First, O’Neill seems to think that we can keep the payroll tax intact at its current rate of 12.4%, which will provide young people with enough money to fund these new accounts. But assuming a 5% real return over a working life of 45 years, building a nest egg of $1 million requires contributions of $6,000 per year, and at 12.4% you can only contribute this amount if your income is $48,000 or more. More than half the country couldn’t do it.
What to do? O’Neill suggests only that the federal government could make up the difference. In other words, good old government transfer payments would continue to do a booming business.
But let’s assume we could do this anyway. Maybe people will work longer. Maybe returns will be higher.

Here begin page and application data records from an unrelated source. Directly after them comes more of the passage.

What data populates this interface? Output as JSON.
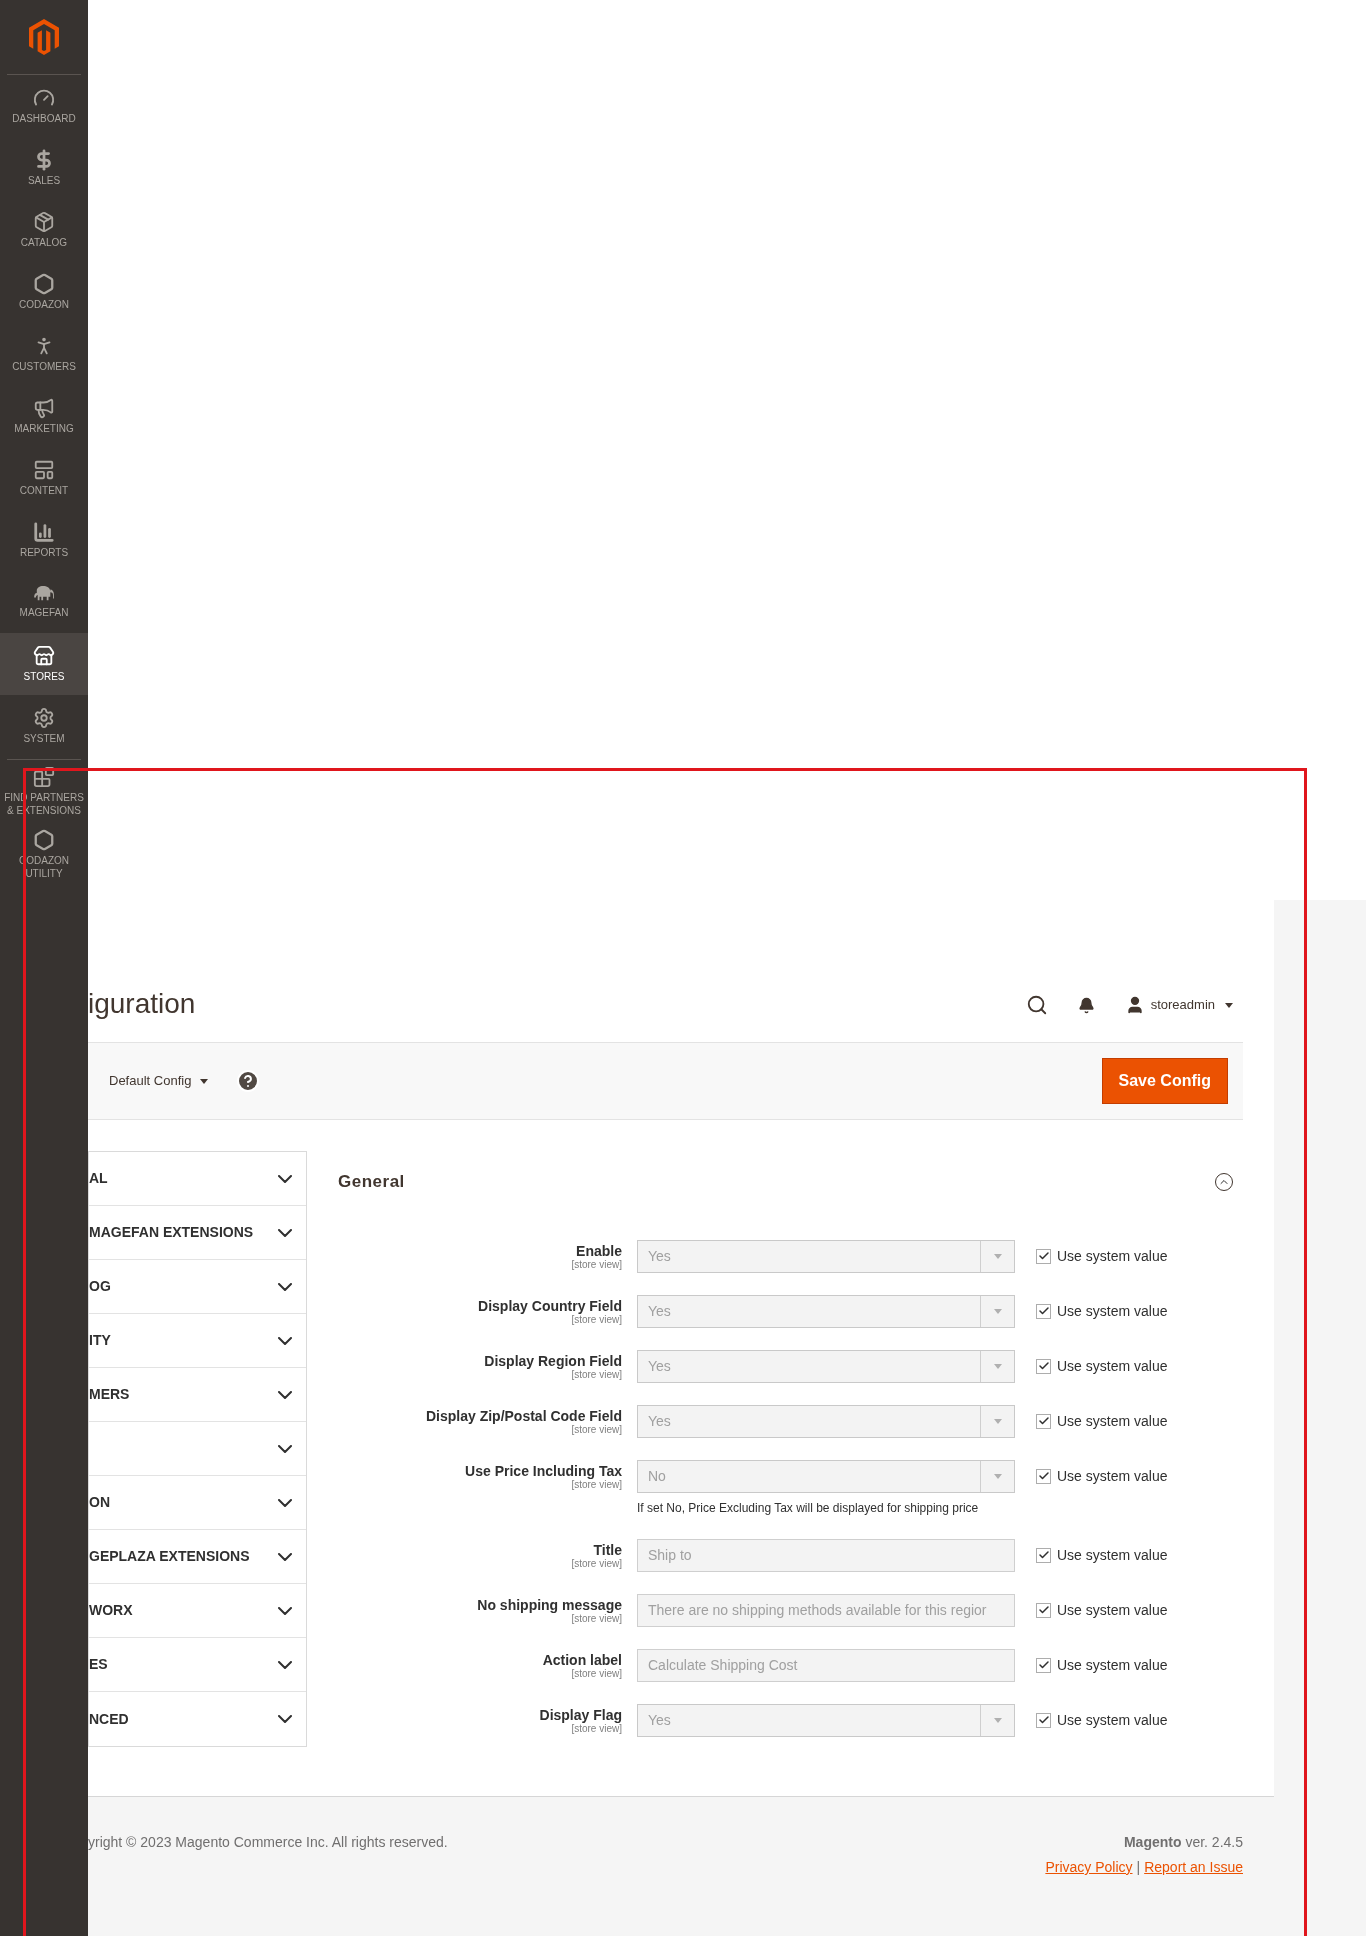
{
  "sidebar": {
    "items": [
      {
        "kind": "dashboard",
        "label": "DASHBOARD",
        "selected": false
      },
      {
        "kind": "sales",
        "label": "SALES",
        "selected": false
      },
      {
        "kind": "catalog",
        "label": "CATALOG",
        "selected": false
      },
      {
        "kind": "hexagon",
        "label": "CODAZON",
        "selected": false
      },
      {
        "kind": "customers",
        "label": "CUSTOMERS",
        "selected": false
      },
      {
        "kind": "marketing",
        "label": "MARKETING",
        "selected": false
      },
      {
        "kind": "content",
        "label": "CONTENT",
        "selected": false
      },
      {
        "kind": "reports",
        "label": "REPORTS",
        "selected": false
      },
      {
        "kind": "elephant",
        "label": "MAGEFAN",
        "selected": false
      },
      {
        "kind": "stores",
        "label": "STORES",
        "selected": true
      },
      {
        "kind": "system",
        "label": "SYSTEM",
        "selected": false
      },
      {
        "kind": "partners",
        "label": "FIND PARTNERS & EXTENSIONS",
        "selected": false
      },
      {
        "kind": "hexagon",
        "label": "CODAZON UTILITY",
        "selected": false
      }
    ]
  },
  "page_title": "iguration",
  "header": {
    "user": "storeadmin"
  },
  "toolbar": {
    "scope": "Default Config",
    "save_button": "Save Config"
  },
  "tabs": [
    {
      "label": "AL",
      "expanded": false
    },
    {
      "label": "MAGEFAN EXTENSIONS",
      "expanded": false
    },
    {
      "label": "OG",
      "expanded": false
    },
    {
      "label": "ITY",
      "expanded": false
    },
    {
      "label": "MERS",
      "expanded": false
    },
    {
      "expanded": false
    },
    {
      "label": "ON",
      "expanded": false
    },
    {
      "label": "GEPLAZA EXTENSIONS",
      "expanded": false
    },
    {
      "label": "WORX",
      "expanded": false
    },
    {
      "label": "ES",
      "expanded": false
    },
    {
      "label": "NCED",
      "expanded": false
    }
  ],
  "section": {
    "title": "General",
    "expanded": true,
    "fields": [
      {
        "kind": "select",
        "label": "Enable",
        "scope": "[store view]",
        "value": "Yes",
        "use_system_value": {
          "label": "Use system value",
          "checked": true
        }
      },
      {
        "kind": "select",
        "label": "Display Country Field",
        "scope": "[store view]",
        "value": "Yes",
        "use_system_value": {
          "label": "Use system value",
          "checked": true
        }
      },
      {
        "kind": "select",
        "label": "Display Region Field",
        "scope": "[store view]",
        "value": "Yes",
        "use_system_value": {
          "label": "Use system value",
          "checked": true
        }
      },
      {
        "kind": "select",
        "label": "Display Zip/Postal Code Field",
        "scope": "[store view]",
        "value": "Yes",
        "use_system_value": {
          "label": "Use system value",
          "checked": true
        }
      },
      {
        "kind": "select",
        "label": "Use Price Including Tax",
        "scope": "[store view]",
        "value": "No",
        "note": "If set No, Price Excluding Tax will be displayed for shipping price",
        "use_system_value": {
          "label": "Use system value",
          "checked": true
        }
      },
      {
        "kind": "text",
        "label": "Title",
        "scope": "[store view]",
        "value": "Ship to",
        "use_system_value": {
          "label": "Use system value",
          "checked": true
        }
      },
      {
        "kind": "text",
        "label": "No shipping message",
        "scope": "[store view]",
        "value": "There are no shipping methods available for this regior",
        "use_system_value": {
          "label": "Use system value",
          "checked": true
        }
      },
      {
        "kind": "text",
        "label": "Action label",
        "scope": "[store view]",
        "value": "Calculate Shipping Cost",
        "use_system_value": {
          "label": "Use system value",
          "checked": true
        }
      },
      {
        "kind": "select",
        "label": "Display Flag",
        "scope": "[store view]",
        "value": "Yes",
        "use_system_value": {
          "label": "Use system value",
          "checked": true
        }
      }
    ]
  },
  "footer": {
    "copyright": "yright © 2023 Magento Commerce Inc. All rights reserved.",
    "version": "**Magento** ver. 2.4.5",
    "links": [
      {
        "label": "Privacy Policy"
      },
      {
        "label": "Report an Issue"
      }
    ],
    "separator": "|"
  }
}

Maybe O’Neill is even more optimistic about wage growth than I am. What would the system look like in, say, 70 years, after all of today’s 35-year-olds are dead and the new system has completely taken over?
This is all back of the envelope, but I figure the population of retired people in 2075 will be around 100 million, give or take a bit. At $1 million each, that’s a total of $100 trillion in investments.
The total market capitalization of all public companies in the United States is about $12 trillion today. At a long term real growth rate of 3%, that number will be roughly $100 trillion in 2075.
In other words, retirees would own everything. That’s a bit of a bleak future for everyone else, isn’t it?
The transition costs would be a little steep too, wouldn’t they? Just for starters, O’Neill says that everyone under 35 would stop paying into the current system and would instead put their payroll taxes into private accounts. Everyone over 35 would continue to get normal Social Security benefits.
Fast forward 30 years and what do you have? Everyone over 35 is retired, so there’s no one left paying into the system. Not one penny. And yet all those folks who are over 35 today will still be collecting benefits. In current dollars, you can figure that’s about $1 trillion per year being paid out in benefits with zero taxes to cover it. Hmmm.
So what’s going on? Am I missing something huge and fundamental here? Because unless I am, O’Neill is talking out his ass, substituting airy nonsense about the “courage to dream big” for an actual plan with actual numbers attached to it.
Of course, maybe I am missing something huge and fundamental. But what? Show me the numbers, Paul.